■ Work task:
Print again, word for word, all of the records below, and leave the pictures out.

[Start of Attachment]

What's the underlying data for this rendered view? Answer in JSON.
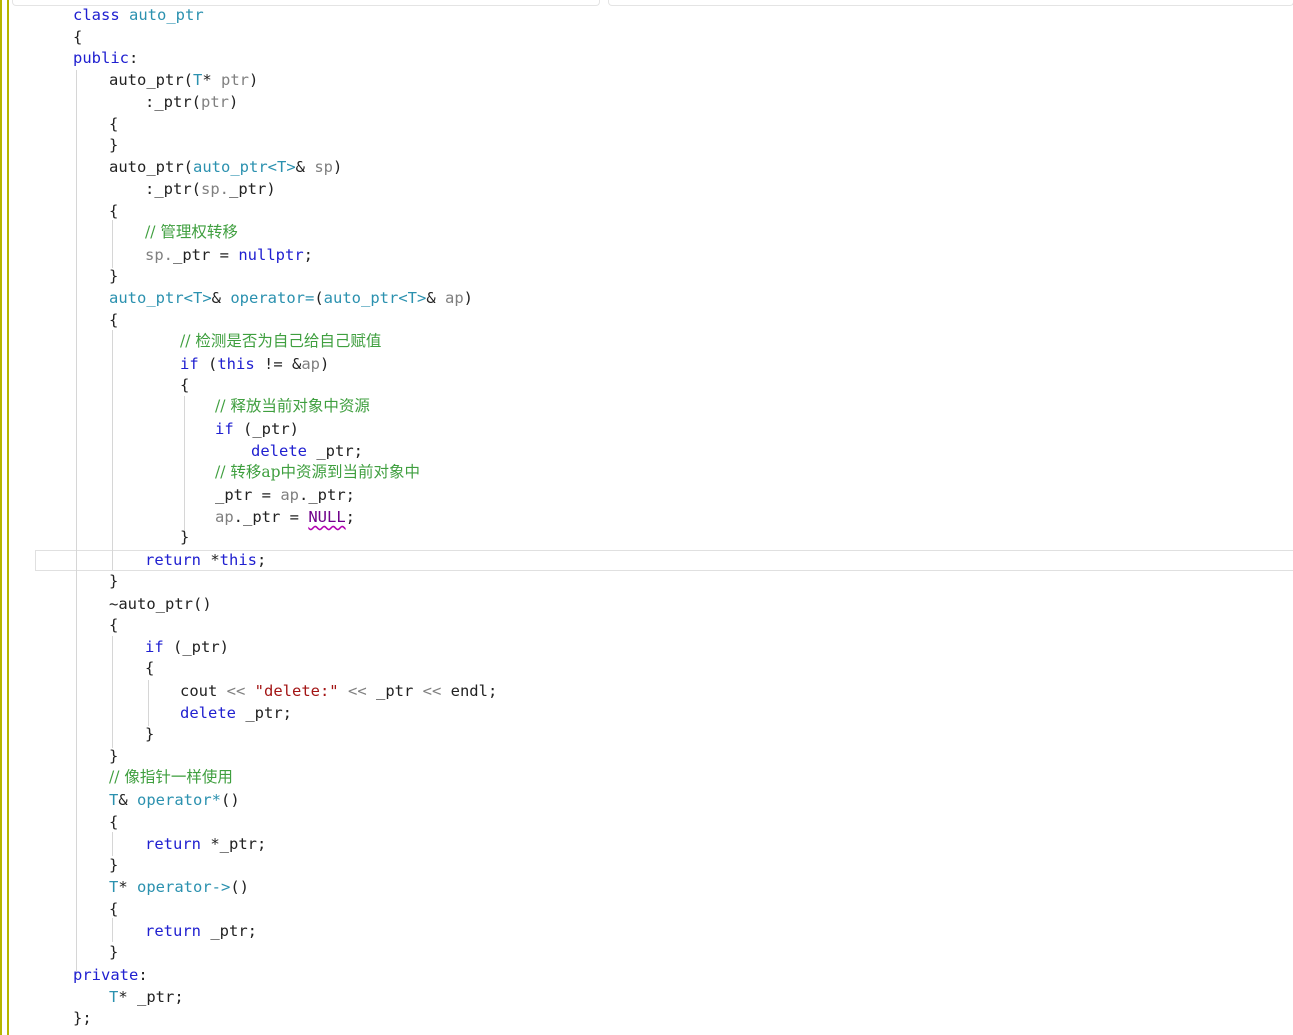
{
  "editor": {
    "language": "C++",
    "highlight_colors": {
      "keyword": "#2020d0",
      "type": "#2b91af",
      "comment": "#3f9f3f",
      "string": "#a31515",
      "parameter": "#808080",
      "macro": "#6f008a",
      "margin_marker": "#b5b500"
    }
  },
  "code": {
    "l1_class": "class",
    "l1_name": "auto_ptr",
    "l2": "{",
    "l3_public": "public",
    "l3_colon": ":",
    "l4_name": "auto_ptr",
    "l4_open": "(",
    "l4_type": "T",
    "l4_star": "* ",
    "l4_param": "ptr",
    "l4_close": ")",
    "l5_init": ":_ptr",
    "l5_open": "(",
    "l5_param": "ptr",
    "l5_close": ")",
    "l6": "{",
    "l7": "}",
    "l8_name": "auto_ptr",
    "l8_open": "(",
    "l8_type": "auto_ptr<T>",
    "l8_amp": "& ",
    "l8_param": "sp",
    "l8_close": ")",
    "l9_init": ":_ptr",
    "l9_open": "(",
    "l9_param": "sp.",
    "l9_member": "_ptr)",
    "l10": "{",
    "l11_comment": "// 管理权转移",
    "l12_param": "sp.",
    "l12_member": "_ptr = ",
    "l12_null": "nullptr",
    "l12_semi": ";",
    "l13": "}",
    "l14_type": "auto_ptr<T>",
    "l14_amp": "& ",
    "l14_op": "operator=",
    "l14_open": "(",
    "l14_ptype": "auto_ptr<T>",
    "l14_pamp": "& ",
    "l14_param": "ap",
    "l14_close": ")",
    "l15": "{",
    "l16_comment": "// 检测是否为自己给自己赋值",
    "l17_if": "if",
    "l17_open": " (",
    "l17_this": "this",
    "l17_ne": " != &",
    "l17_param": "ap",
    "l17_close": ")",
    "l18": "{",
    "l19_comment": "// 释放当前对象中资源",
    "l20_if": "if",
    "l20_cond": " (_ptr)",
    "l21_delete": "delete",
    "l21_rest": " _ptr;",
    "l22_comment": "// 转移ap中资源到当前对象中",
    "l23_lhs": "_ptr = ",
    "l23_param": "ap",
    "l23_rest": "._ptr;",
    "l24_param": "ap",
    "l24_mid": "._ptr = ",
    "l24_null": "NULL",
    "l24_semi": ";",
    "l25": "}",
    "l26_return": "return",
    "l26_star": " *",
    "l26_this": "this",
    "l26_semi": ";",
    "l27": "}",
    "l28_tilde": "~",
    "l28_name": "auto_ptr",
    "l28_paren": "()",
    "l29": "{",
    "l30_if": "if",
    "l30_cond": " (_ptr)",
    "l31": "{",
    "l32_cout": "cout",
    "l32_op1": " << ",
    "l32_str": "\"delete:\"",
    "l32_op2": " << ",
    "l32_ptr": "_ptr",
    "l32_op3": " << ",
    "l32_endl": "endl;",
    "l33_delete": "delete",
    "l33_rest": " _ptr;",
    "l34": "}",
    "l35": "}",
    "l36_comment": "// 像指针一样使用",
    "l37_type": "T",
    "l37_amp": "& ",
    "l37_op": "operator*",
    "l37_paren": "()",
    "l38": "{",
    "l39_return": "return",
    "l39_rest": " *_ptr;",
    "l40": "}",
    "l41_type": "T",
    "l41_star": "* ",
    "l41_op": "operator->",
    "l41_paren": "()",
    "l42": "{",
    "l43_return": "return",
    "l43_rest": " _ptr;",
    "l44": "}",
    "l45_private": "private",
    "l45_colon": ":",
    "l46_type": "T",
    "l46_rest": "* _ptr;",
    "l47": "};"
  }
}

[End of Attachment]

■ Solution below:
What's the underlying data for this rendered view? Answer in JSON.
{
  "editor": {
    "language": "C++",
    "highlight_colors": {
      "keyword": "#2020d0",
      "type": "#2b91af",
      "comment": "#3f9f3f",
      "string": "#a31515",
      "parameter": "#808080",
      "macro": "#6f008a",
      "margin_marker": "#b5b500"
    }
  },
  "code": {
    "l1_class": "class",
    "l1_name": "auto_ptr",
    "l2": "{",
    "l3_public": "public",
    "l3_colon": ":",
    "l4_name": "auto_ptr",
    "l4_open": "(",
    "l4_type": "T",
    "l4_star": "* ",
    "l4_param": "ptr",
    "l4_close": ")",
    "l5_init": ":_ptr",
    "l5_open": "(",
    "l5_param": "ptr",
    "l5_close": ")",
    "l6": "{",
    "l7": "}",
    "l8_name": "auto_ptr",
    "l8_open": "(",
    "l8_type": "auto_ptr<T>",
    "l8_amp": "& ",
    "l8_param": "sp",
    "l8_close": ")",
    "l9_init": ":_ptr",
    "l9_open": "(",
    "l9_param": "sp.",
    "l9_member": "_ptr)",
    "l10": "{",
    "l11_comment": "// 管理权转移",
    "l12_param": "sp.",
    "l12_member": "_ptr = ",
    "l12_null": "nullptr",
    "l12_semi": ";",
    "l13": "}",
    "l14_type": "auto_ptr<T>",
    "l14_amp": "& ",
    "l14_op": "operator=",
    "l14_open": "(",
    "l14_ptype": "auto_ptr<T>",
    "l14_pamp": "& ",
    "l14_param": "ap",
    "l14_close": ")",
    "l15": "{",
    "l16_comment": "// 检测是否为自己给自己赋值",
    "l17_if": "if",
    "l17_open": " (",
    "l17_this": "this",
    "l17_ne": " != &",
    "l17_param": "ap",
    "l17_close": ")",
    "l18": "{",
    "l19_comment": "// 释放当前对象中资源",
    "l20_if": "if",
    "l20_cond": " (_ptr)",
    "l21_delete": "delete",
    "l21_rest": " _ptr;",
    "l22_comment": "// 转移ap中资源到当前对象中",
    "l23_lhs": "_ptr = ",
    "l23_param": "ap",
    "l23_rest": "._ptr;",
    "l24_param": "ap",
    "l24_mid": "._ptr = ",
    "l24_null": "NULL",
    "l24_semi": ";",
    "l25": "}",
    "l26_return": "return",
    "l26_star": " *",
    "l26_this": "this",
    "l26_semi": ";",
    "l27": "}",
    "l28_tilde": "~",
    "l28_name": "auto_ptr",
    "l28_paren": "()",
    "l29": "{",
    "l30_if": "if",
    "l30_cond": " (_ptr)",
    "l31": "{",
    "l32_cout": "cout",
    "l32_op1": " << ",
    "l32_str": "\"delete:\"",
    "l32_op2": " << ",
    "l32_ptr": "_ptr",
    "l32_op3": " << ",
    "l32_endl": "endl;",
    "l33_delete": "delete",
    "l33_rest": " _ptr;",
    "l34": "}",
    "l35": "}",
    "l36_comment": "// 像指针一样使用",
    "l37_type": "T",
    "l37_amp": "& ",
    "l37_op": "operator*",
    "l37_paren": "()",
    "l38": "{",
    "l39_return": "return",
    "l39_rest": " *_ptr;",
    "l40": "}",
    "l41_type": "T",
    "l41_star": "* ",
    "l41_op": "operator->",
    "l41_paren": "()",
    "l42": "{",
    "l43_return": "return",
    "l43_rest": " _ptr;",
    "l44": "}",
    "l45_private": "private",
    "l45_colon": ":",
    "l46_type": "T",
    "l46_rest": "* _ptr;",
    "l47": "};"
  }
}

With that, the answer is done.